EXERCISE PROMPT ->
Each entry below should be retyped exactly as given.

Records from a data collection
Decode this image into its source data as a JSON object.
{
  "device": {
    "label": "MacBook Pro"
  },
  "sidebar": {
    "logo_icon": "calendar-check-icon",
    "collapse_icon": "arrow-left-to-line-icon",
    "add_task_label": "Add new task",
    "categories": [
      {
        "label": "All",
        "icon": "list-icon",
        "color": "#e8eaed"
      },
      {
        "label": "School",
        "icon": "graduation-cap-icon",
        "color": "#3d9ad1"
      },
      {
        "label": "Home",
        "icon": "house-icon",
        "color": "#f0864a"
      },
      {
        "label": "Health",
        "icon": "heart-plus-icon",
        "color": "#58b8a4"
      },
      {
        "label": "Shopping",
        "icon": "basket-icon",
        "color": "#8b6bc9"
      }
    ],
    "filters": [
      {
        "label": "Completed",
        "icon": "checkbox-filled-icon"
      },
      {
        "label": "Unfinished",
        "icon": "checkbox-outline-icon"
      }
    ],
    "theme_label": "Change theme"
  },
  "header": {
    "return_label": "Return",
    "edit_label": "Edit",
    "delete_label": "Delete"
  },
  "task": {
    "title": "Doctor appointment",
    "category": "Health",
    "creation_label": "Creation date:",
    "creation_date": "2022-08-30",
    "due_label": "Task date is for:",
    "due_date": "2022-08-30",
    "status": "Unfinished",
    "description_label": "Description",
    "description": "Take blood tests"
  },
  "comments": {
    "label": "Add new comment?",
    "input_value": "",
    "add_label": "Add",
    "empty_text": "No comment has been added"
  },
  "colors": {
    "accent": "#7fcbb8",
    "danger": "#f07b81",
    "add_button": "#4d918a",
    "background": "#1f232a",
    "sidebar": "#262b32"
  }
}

TASK RESPONSE ->
Decode this image into its source data as a JSON object.
{
  "device": {
    "label": "MacBook Pro"
  },
  "sidebar": {
    "logo_icon": "calendar-check-icon",
    "collapse_icon": "arrow-left-to-line-icon",
    "add_task_label": "Add new task",
    "categories": [
      {
        "label": "All",
        "icon": "list-icon",
        "color": "#e8eaed"
      },
      {
        "label": "School",
        "icon": "graduation-cap-icon",
        "color": "#3d9ad1"
      },
      {
        "label": "Home",
        "icon": "house-icon",
        "color": "#f0864a"
      },
      {
        "label": "Health",
        "icon": "heart-plus-icon",
        "color": "#58b8a4"
      },
      {
        "label": "Shopping",
        "icon": "basket-icon",
        "color": "#8b6bc9"
      }
    ],
    "filters": [
      {
        "label": "Completed",
        "icon": "checkbox-filled-icon"
      },
      {
        "label": "Unfinished",
        "icon": "checkbox-outline-icon"
      }
    ],
    "theme_label": "Change theme"
  },
  "header": {
    "return_label": "Return",
    "edit_label": "Edit",
    "delete_label": "Delete"
  },
  "task": {
    "title": "Doctor appointment",
    "category": "Health",
    "creation_label": "Creation date:",
    "creation_date": "2022-08-30",
    "due_label": "Task date is for:",
    "due_date": "2022-08-30",
    "status": "Unfinished",
    "description_label": "Description",
    "description": "Take blood tests"
  },
  "comments": {
    "label": "Add new comment?",
    "input_value": "",
    "add_label": "Add",
    "empty_text": "No comment has been added"
  },
  "colors": {
    "accent": "#7fcbb8",
    "danger": "#f07b81",
    "add_button": "#4d918a",
    "background": "#1f232a",
    "sidebar": "#262b32"
  }
}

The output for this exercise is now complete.